United can help themselves out on that front by pressuring intelligently further upfield. The main person to watch out for in that regard is Patrice Bernier, Montreal's captain. Normally I'd even rate guys like Pearce or Camara (who always strikes me as a player that never came to grips with the fact that he's not a midfielder) a threat, but they're out. With Duka more of a short-passing specialist, the early though balls from deep positions will almost all come from Bernier.

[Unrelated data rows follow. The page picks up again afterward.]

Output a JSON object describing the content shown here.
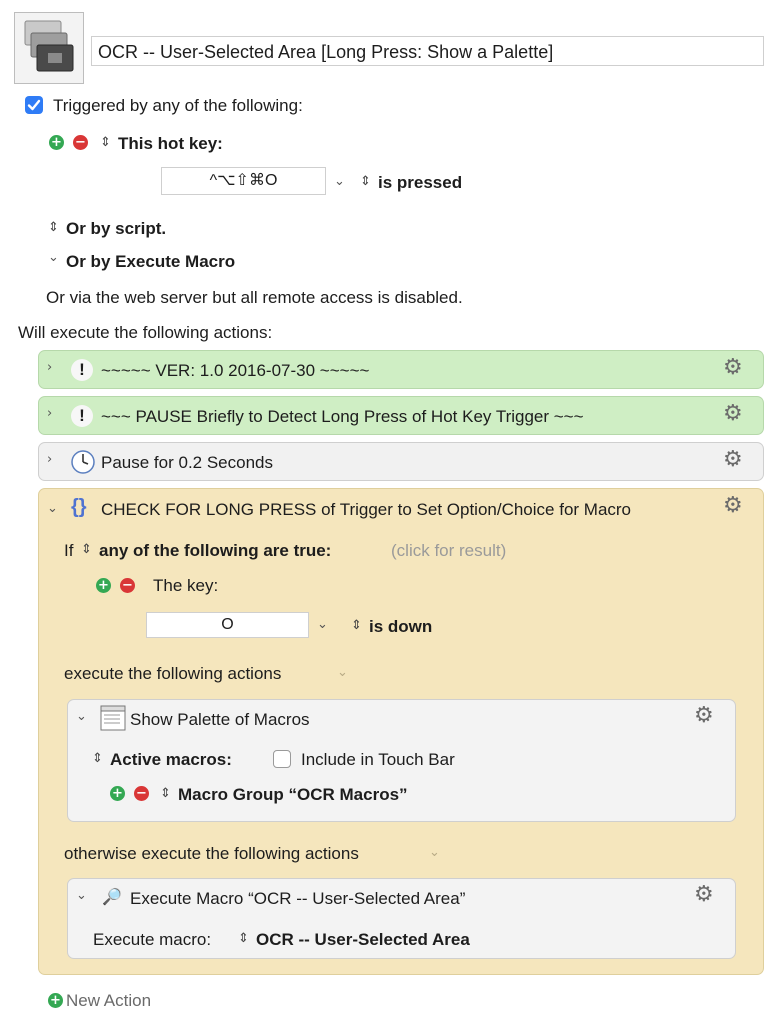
{
  "macro": {
    "title": "OCR -- User-Selected Area [Long Press: Show a Palette]"
  },
  "triggers": {
    "header": "Triggered by any of the following:",
    "hotkey_label": "This hot key:",
    "hotkey_value": "^⌥⇧⌘O",
    "hotkey_state": "is pressed",
    "script_label": "Or by script.",
    "execute_macro_label": "Or by Execute Macro",
    "web_server_text": "Or via the web server but all remote access is disabled."
  },
  "actions_header": "Will execute the following actions:",
  "actions": {
    "a1_title": "~~~~~ VER: 1.0     2016-07-30 ~~~~~",
    "a2_title": "~~~ PAUSE Briefly to Detect Long Press of Hot Key Trigger ~~~",
    "a3_title": "Pause for 0.2 Seconds",
    "a4_title": "CHECK FOR LONG PRESS of Trigger to Set Option/Choice for Macro",
    "if_label": "If",
    "condition_mode": "any of the following are true:",
    "click_result": "(click for result)",
    "condition_key_label": "The key:",
    "condition_key_value": "O",
    "condition_key_state": "is down",
    "then_label": "execute the following actions",
    "palette_title": "Show Palette of Macros",
    "active_macros_label": "Active macros:",
    "touch_bar_label": "Include in Touch Bar",
    "macro_group": "Macro Group “OCR Macros”",
    "else_label": "otherwise execute the following actions",
    "execute_title": "Execute Macro “OCR -- User-Selected Area”",
    "execute_label": "Execute macro:",
    "execute_value": "OCR -- User-Selected Area"
  },
  "new_action_label": "New Action",
  "icons": {
    "checkbox": "checkbox-checked-icon",
    "plus": "add-icon",
    "minus": "remove-icon",
    "updown": "up-down-chevron-icon",
    "gear": "gear-icon",
    "clock": "clock-icon",
    "magnifier": "magnifier-icon"
  },
  "colors": {
    "comment_green": "#cfeec4",
    "if_block_tan": "#f5e6bd",
    "checkbox_blue": "#2f7cf6",
    "add_green": "#34a853",
    "remove_red": "#d93636"
  }
}
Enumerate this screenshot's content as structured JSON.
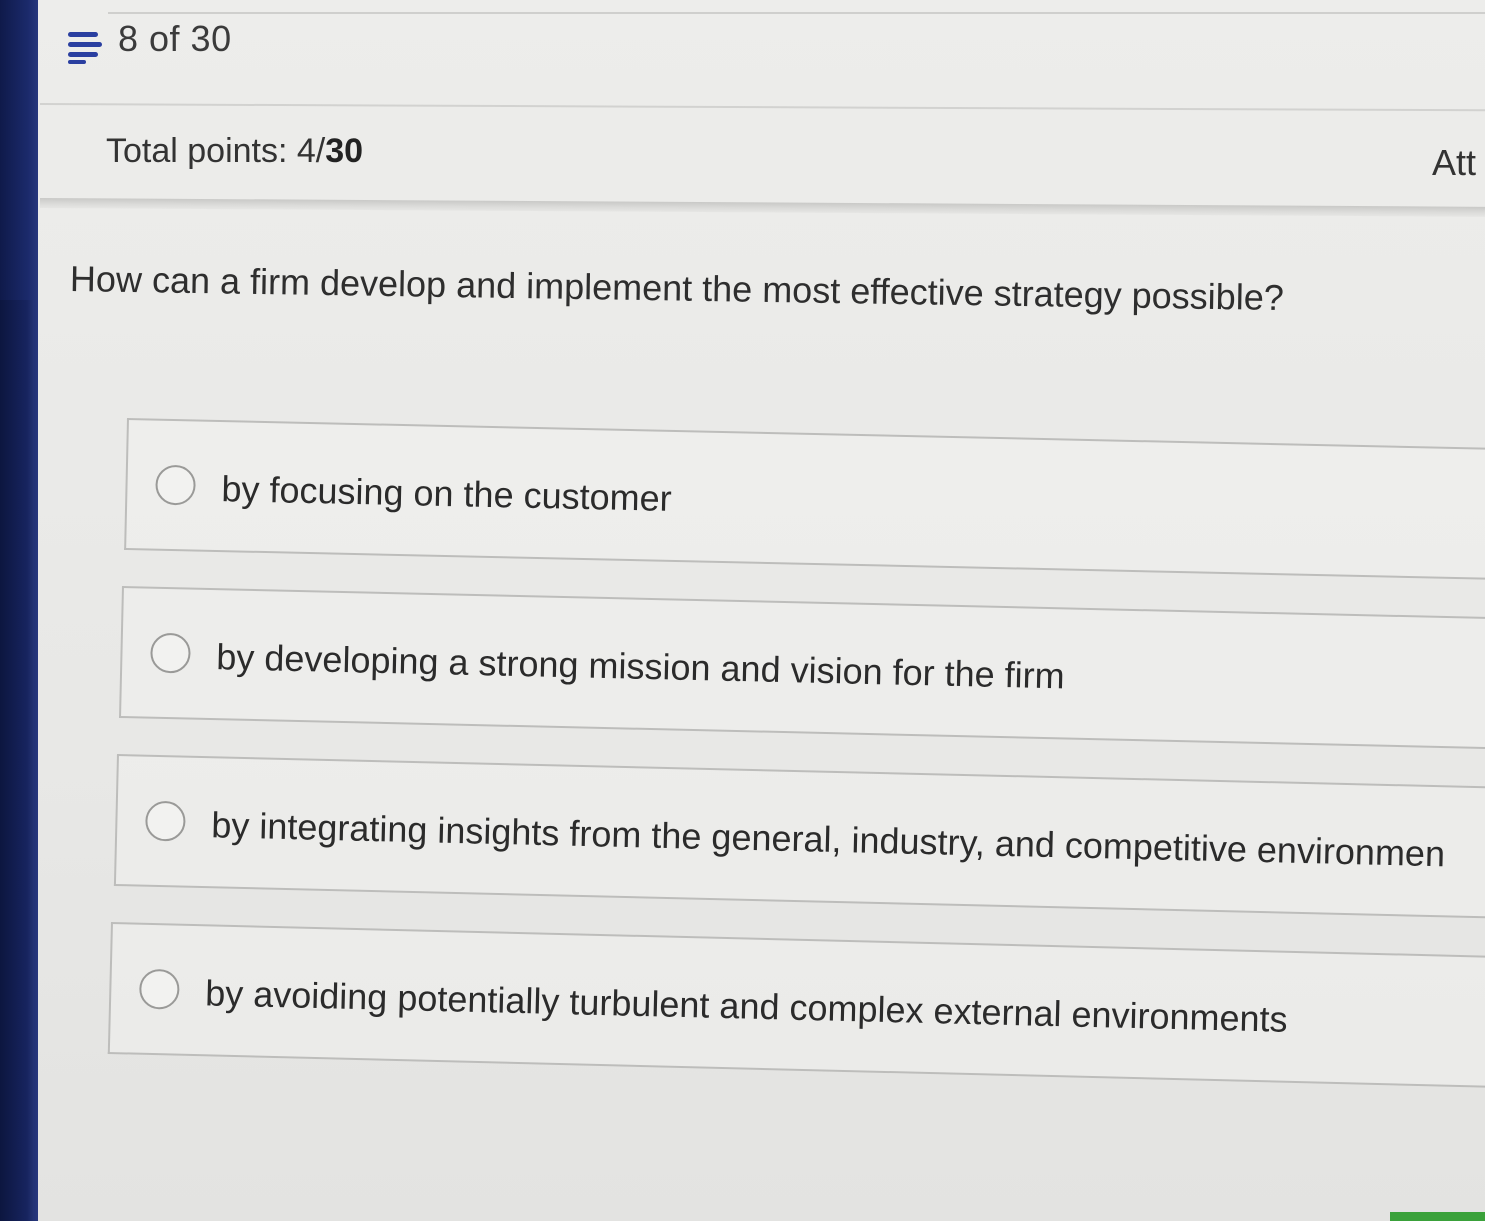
{
  "header": {
    "progress": "8 of 30",
    "menu_icon": "list-menu-icon"
  },
  "points": {
    "label": "Total points: 4/",
    "total": "30",
    "attempt_label": "Att"
  },
  "question": {
    "text": "How can a firm develop and implement the most effective strategy possible?"
  },
  "options": [
    {
      "label": "by focusing on the customer",
      "selected": false
    },
    {
      "label": "by developing a strong mission and vision for the firm",
      "selected": false
    },
    {
      "label": "by integrating insights from the general, industry, and competitive environmen",
      "selected": false
    },
    {
      "label": "by avoiding potentially turbulent and complex external environments",
      "selected": false
    }
  ],
  "colors": {
    "bezel": "#1b2a6b",
    "screen_bg": "#e9e9e7",
    "text": "#2b2b2b",
    "accent_green": "#3aa13a"
  }
}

United needs to prevent him from making vertical passes, but should also cheat a little bit in terms of stepping up to prevent other Montreal players from passing to him. Guys like Danso and Calum Mallace know enough to know they aren't likely to deliver a perfect 50 yard through ball, so they usually look to find Bernier as soon as possible. If United takes that option off the table, we're likely to force a lot of hopeful long balls that are not at all what Di Vaio thrives on.

Montreal isn't particularly interested in keeping possession (per WhoScored, their home possession figure is the second-lowest in MLS). If the Impact were a boxer, they wouldn't be the patient guy focused on working the jab. Rather, they'd be a counter-puncher who throws a ton of haymakers.

Going forward, United will have such an abundance of options that it almost feels like being spoiled. At right back, Miller is still only 21 and looks like he still has plenty to learn. In central defense, we're looking at the guys who can't get a game for a team that has struggled at center back all season. On the left, Krzysztof Krol was given a second chance in MLS by Frank Klopas for reasons I will never understand.

With Miller, the best solution is to present him with complicated decisions and/or a lot of moving parts. On the other side, Krol is too slow and can be caught dallying on the ball. Down the middle, there's a distinct lack of focus. Danso is, if anything, more comfortable scrambling to provide emergency cover than he is at the sort of back-to-goal defending that good teams produce. Lefevre, meanwhile, looks a bit clumsy and like Krol can be beaten for quickness.

So getting past the back four shouldn't be an issue, but this 4231 means the Impact have a one-man advantage in the midfield. The good news is that Romero is a converted forward who doesn't defend with much vigor, and Duka tends to want to stay high as much as possible. That, along with the deep starting points for Bernier and Mallace, leaves gaps that Montreal struggles to fill. United may actually be able to dominate possession if Lewis Neal is chosen to start in place of Davy Arnaud, whose ankle is being rested for the playoffs.

On set pieces, Montreal does have some good targets in the form of Danso, Lefevre, and Mallace. However, they have scored a grand total of zero set piece goals in MLS this season. Part of the issue is a lack of any particularly gifted set piece taker, but the bigger problem is that they lack the sort of mentality that leads to set piece goals. There's a lack of aerial aggression and a certain lack of hunger to win 1v1 battles in the box.

Naturally, those problems pop up at the other end, but an even bigger problem is a lack of focus. The Impact are the kind of team that seems to have everyone covered only to completely lose their marks once the ball is in the air. It's bizarre given the number of veterans they field in defense, which makes me wonder how much set pieces are even emphasized at all in training. Regardless of the cause, this is an avenue for United to create some real danger.

On the balance, United should be able to use this game as one last confidence boost before the playoffs begin. The Impact are tired in the midfield, starting a new-look defense, and will likely be selling out on offense to set Di Vaio up for a goal. However, therein lies a problem: Unabashedly trying to feed Di Vaio might actually be a better attacking strategy for l'Impact than anything else they can produce without Piatti or Mapp.